Fortunately, the combined imaginations of Noah Baumbach and Greta Gerwig are a little more benign than others’ “ their New York movie’s apparent major influence is Woody Allen’s Manhattan, which is echoed in the movies black and white photography, dialogue heavy scenarios and low-key wit. It also owes a debt to the New Wave cinema of the fifties and sixties.
Greta Gerwig, the co-writer (along with director Baumbach), plays the eponymous Frances, a dancer in her late twenties, rootless and drifting through life with no clear idea of what she wants or how to get it. She shares a Brooklyn apartment with her best friend Sophie, and the two of them claim to be two halves of the same person. So it’s a bit of a shock to Frances when Sophie announces that she is moving out to a houseshare with another woman whom Frances dislikes, in a part of town that Frances cannot afford.
This upheaval provides what narrative drive the movie possesses, as Frances bounces from apartment to apartment, trying to figure out where she’s going, and maybe just enjoy herself along the way. She is an interesting protagonist “ at times endearingly naÃ¯ve, at others maddening self-absorbed. She has a run that’s good, but not quite as good as Napoleon Dynamite’s. She tries to engage with playfights with a colleague, who is baffled by the whole thing. She gets drunk and shows no understanding of social conventions at dinner parties. She has a kind of platonic flirtation with Benjy, her sometime housemate. She has flaming arguments with Sophie.

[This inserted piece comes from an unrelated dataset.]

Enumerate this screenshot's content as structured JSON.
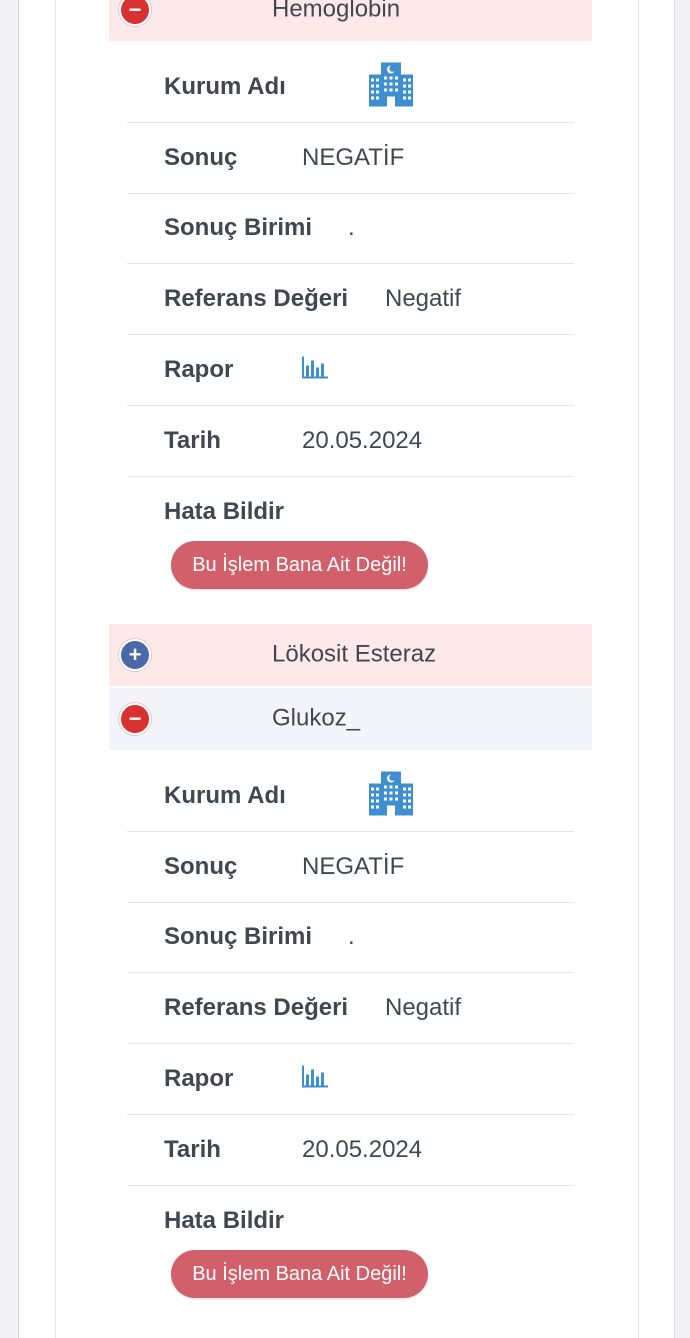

In the end, Frances Ha, like its protagonist is at times lovable, at times frustrating and somewhat lacking in direction. There are some witty lines, and moments of sadness that are genuinely affecting. It’s also refreshing to see a movie with a female lead whose only goal isn’t to find a man. However, your fondness for the movie may depend heavily on your tolerance for listening to lengthy conversations between groups of self-involved hipsters.